Former Employee Awarded Severance Pay Benefits Under ERISA Plan By Fourth Circuit
Published by Eric A. Welter on May 12, 2008
In Ahuja v. Ericsson Inc., the U.S. Court of Appeals for the Fourth Circuit reversed an award of summary judgment in favor of the Ericsson Plan and remanded the case to the district court for the entry of an award in favor of the plaintiff, a former Ericsson employee who challenged the Plan Administrative Committee’s […]
In Ahuja v. Ericsson Inc., the U.S. Court of Appeals for the Fourth Circuit reversed an award of summary judgment in favor of the Ericsson Plan and remanded the case to the district court for the entry of an award in favor of the plaintiff, a former Ericsson employee who challenged the Plan Administrative Committee’s denial of severance pay benefits.
Ritesh Ahuja, the former employee, participated in Ericsson’s Standard Plan and its Enhanced Plan, which entitled participants to severance pay in the amount of six months of their base salary in the event of a covered employment loss. The challenged denial of benefits was based upon Clause No. 8b in the Ericsson Enhanced Plan that stated, in summary, that a participant is not eligible for Enhanced Severance Benefits upon the “reorganization” of Ericsson.
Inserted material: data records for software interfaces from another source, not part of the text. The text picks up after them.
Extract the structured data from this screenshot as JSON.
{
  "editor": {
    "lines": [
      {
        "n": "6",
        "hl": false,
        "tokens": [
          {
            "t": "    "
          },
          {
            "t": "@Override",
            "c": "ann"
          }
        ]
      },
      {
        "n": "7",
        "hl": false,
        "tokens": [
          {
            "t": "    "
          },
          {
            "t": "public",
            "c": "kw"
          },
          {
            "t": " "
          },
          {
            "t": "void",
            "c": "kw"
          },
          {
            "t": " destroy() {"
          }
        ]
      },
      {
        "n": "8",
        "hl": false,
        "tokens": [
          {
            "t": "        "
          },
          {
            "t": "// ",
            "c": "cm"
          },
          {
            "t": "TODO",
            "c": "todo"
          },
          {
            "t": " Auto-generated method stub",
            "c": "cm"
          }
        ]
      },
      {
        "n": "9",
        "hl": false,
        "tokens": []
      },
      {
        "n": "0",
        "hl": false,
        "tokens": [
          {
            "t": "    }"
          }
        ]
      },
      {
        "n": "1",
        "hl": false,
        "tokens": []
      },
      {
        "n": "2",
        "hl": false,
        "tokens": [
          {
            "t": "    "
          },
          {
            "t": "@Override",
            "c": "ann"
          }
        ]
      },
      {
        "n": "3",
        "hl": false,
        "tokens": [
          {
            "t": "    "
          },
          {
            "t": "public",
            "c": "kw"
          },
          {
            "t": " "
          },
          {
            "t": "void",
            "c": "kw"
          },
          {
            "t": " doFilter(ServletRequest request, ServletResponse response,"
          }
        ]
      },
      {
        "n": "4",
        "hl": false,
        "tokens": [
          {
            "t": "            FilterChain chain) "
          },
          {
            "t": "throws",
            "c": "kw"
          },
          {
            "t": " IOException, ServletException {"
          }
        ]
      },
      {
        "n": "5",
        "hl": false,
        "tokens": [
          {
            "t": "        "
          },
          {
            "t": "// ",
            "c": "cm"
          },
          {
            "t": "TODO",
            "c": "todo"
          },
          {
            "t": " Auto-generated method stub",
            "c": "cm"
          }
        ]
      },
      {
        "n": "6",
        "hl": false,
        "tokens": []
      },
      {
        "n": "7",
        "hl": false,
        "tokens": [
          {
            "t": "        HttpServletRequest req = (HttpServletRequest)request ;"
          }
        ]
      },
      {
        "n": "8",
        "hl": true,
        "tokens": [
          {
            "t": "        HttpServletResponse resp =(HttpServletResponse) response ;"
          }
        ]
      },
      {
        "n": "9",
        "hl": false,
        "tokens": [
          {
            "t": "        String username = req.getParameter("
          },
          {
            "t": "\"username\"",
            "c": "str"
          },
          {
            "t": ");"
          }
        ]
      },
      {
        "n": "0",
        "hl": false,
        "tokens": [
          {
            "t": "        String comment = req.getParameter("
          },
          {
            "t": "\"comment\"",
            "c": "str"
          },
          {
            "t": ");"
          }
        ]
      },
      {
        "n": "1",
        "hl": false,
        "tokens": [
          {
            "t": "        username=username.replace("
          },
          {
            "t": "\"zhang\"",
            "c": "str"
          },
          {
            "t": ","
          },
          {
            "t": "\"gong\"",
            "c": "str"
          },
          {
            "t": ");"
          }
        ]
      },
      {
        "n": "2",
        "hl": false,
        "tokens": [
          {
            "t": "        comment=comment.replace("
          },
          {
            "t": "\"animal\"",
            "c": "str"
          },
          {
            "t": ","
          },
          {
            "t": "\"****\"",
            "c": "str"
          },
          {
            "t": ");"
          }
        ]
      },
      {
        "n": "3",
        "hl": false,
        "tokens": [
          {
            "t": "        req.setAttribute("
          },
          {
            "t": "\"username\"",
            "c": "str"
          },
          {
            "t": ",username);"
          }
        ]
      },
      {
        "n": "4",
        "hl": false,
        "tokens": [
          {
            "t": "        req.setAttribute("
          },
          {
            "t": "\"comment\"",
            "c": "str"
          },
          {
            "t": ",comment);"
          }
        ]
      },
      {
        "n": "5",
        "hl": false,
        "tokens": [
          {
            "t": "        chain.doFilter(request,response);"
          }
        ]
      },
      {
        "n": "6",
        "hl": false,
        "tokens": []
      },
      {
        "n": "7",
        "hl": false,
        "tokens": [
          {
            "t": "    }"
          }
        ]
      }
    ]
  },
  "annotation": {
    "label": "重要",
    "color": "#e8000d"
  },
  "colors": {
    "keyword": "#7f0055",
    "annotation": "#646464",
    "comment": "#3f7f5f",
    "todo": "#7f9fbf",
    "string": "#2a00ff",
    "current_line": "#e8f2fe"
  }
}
In early 2005, Ericsson closed the Rockville, Maryland, office where Ahuja worked and consolidated its operations in Raleigh, North Carolina. Ahuja was offered to continue his employment in Raleigh, but he declined and his employment with Ericsson was accordingly terminated soon thereafter. Ahuja was denied his claim for benefits by both the plan administrator and the Plan Administrative Committee. The district court granted Ericsson’s motion for summary judgment finding that the Committee had acted within its discretion in denying Ahuja’s claim pursuant to Clause No. 8b.
The Fourth Circuit disagreed, finding that the plain meaning of Clause No. 8b did not include the internal reorganization that led to Plaintiff’s separation. 8b referred to reorganization “with another entity,” and although that phrase was not immediately preceding the term reorganization, it indeed modified the term reorganization. The meaning of a term, the Court noted, must be read in context and not in isolation. Based on the terms surrounding “reorganized,” in context, the reorganization referred to in Clause No. 8b was a reorganization with another entity. Further, the title of the clause was “Sale or Merger of Ericsson.” Accordingly, the Court found that Clause 8b did not embrace an internal reorganization and remanded the case for entry of an order awarding Ahuja benefits under the Enhanced Plan. Because Ahuja had not filed a claim with the Plan Administrator for benefits under the Standard Plan, the Fourth Circuit affirmed the dismissal of that claim for failure to exhaust administrative remedies.
Contributed by Michael K. WilsonTopics: ERISA